[App and web page records]

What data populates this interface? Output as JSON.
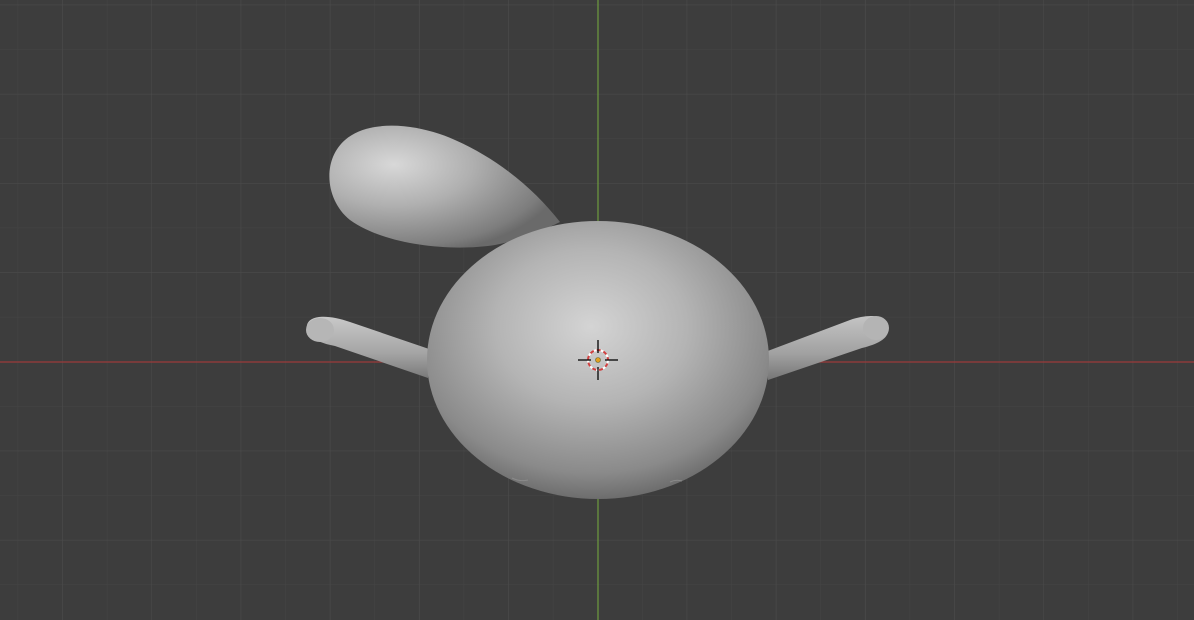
{
  "viewport": {
    "app": "3D viewport",
    "view": "orthographic-front",
    "shading": "solid",
    "colors": {
      "background": "#3d3d3d",
      "grid_minor": "#454545",
      "grid_major": "#4a4a4a",
      "x_axis": "#9b3b3b",
      "z_axis": "#6e9b3e",
      "mesh_light": "#d0d0d0",
      "mesh_mid": "#a5a5a5",
      "mesh_dark": "#6a6a6a"
    },
    "objects": [
      {
        "name": "body-mesh",
        "icon": "sphere"
      },
      {
        "name": "ear-mesh",
        "icon": "teardrop"
      },
      {
        "name": "left-arm-mesh",
        "icon": "capsule"
      },
      {
        "name": "right-arm-mesh",
        "icon": "capsule"
      }
    ],
    "cursor": {
      "icon": "3d-cursor-icon"
    }
  }
}
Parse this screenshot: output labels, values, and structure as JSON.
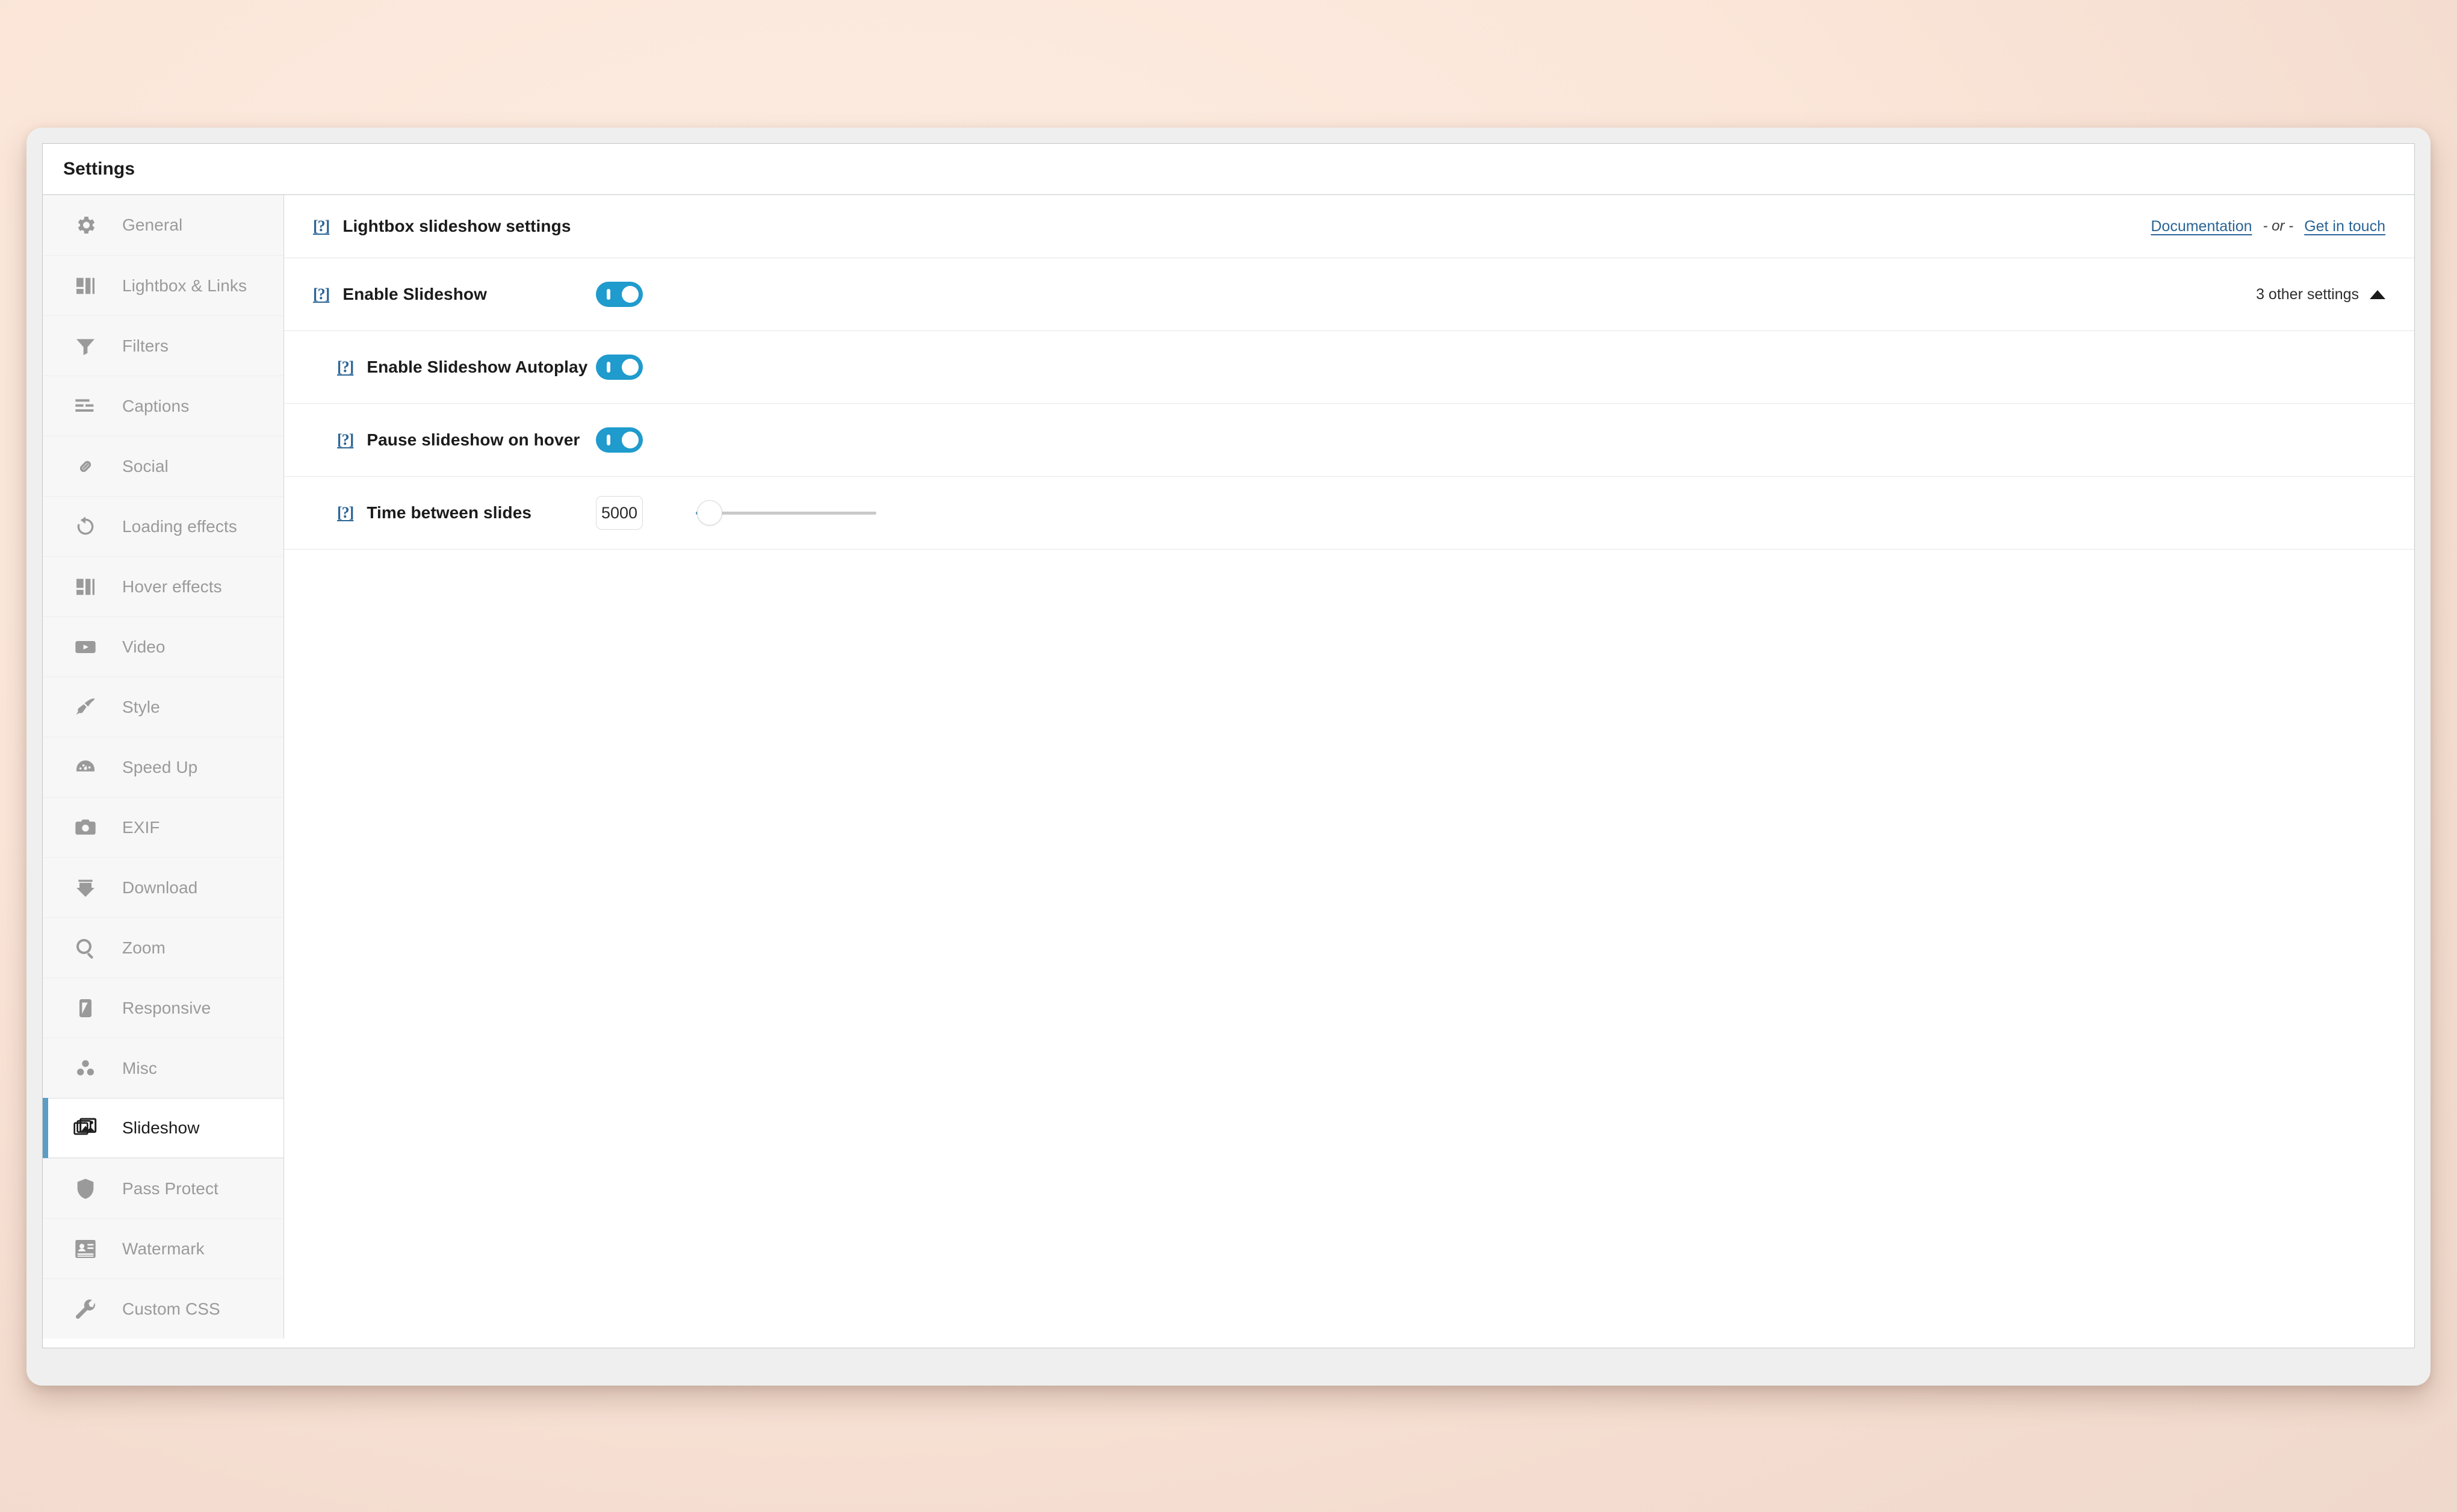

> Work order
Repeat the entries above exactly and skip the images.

> Exercise output
What data populates this interface? Output as JSON.
{
  "viewport": {
    "app": "3D viewport",
    "view": "orthographic-front",
    "shading": "solid",
    "colors": {
      "background": "#3d3d3d",
      "grid_minor": "#454545",
      "grid_major": "#4a4a4a",
      "x_axis": "#9b3b3b",
      "z_axis": "#6e9b3e",
      "mesh_light": "#d0d0d0",
      "mesh_mid": "#a5a5a5",
      "mesh_dark": "#6a6a6a"
    },
    "objects": [
      {
        "name": "body-mesh",
        "icon": "sphere"
      },
      {
        "name": "ear-mesh",
        "icon": "teardrop"
      },
      {
        "name": "left-arm-mesh",
        "icon": "capsule"
      },
      {
        "name": "right-arm-mesh",
        "icon": "capsule"
      }
    ],
    "cursor": {
      "icon": "3d-cursor-icon"
    }
  }
}
Parse this screenshot: output labels, values, and structure as JSON.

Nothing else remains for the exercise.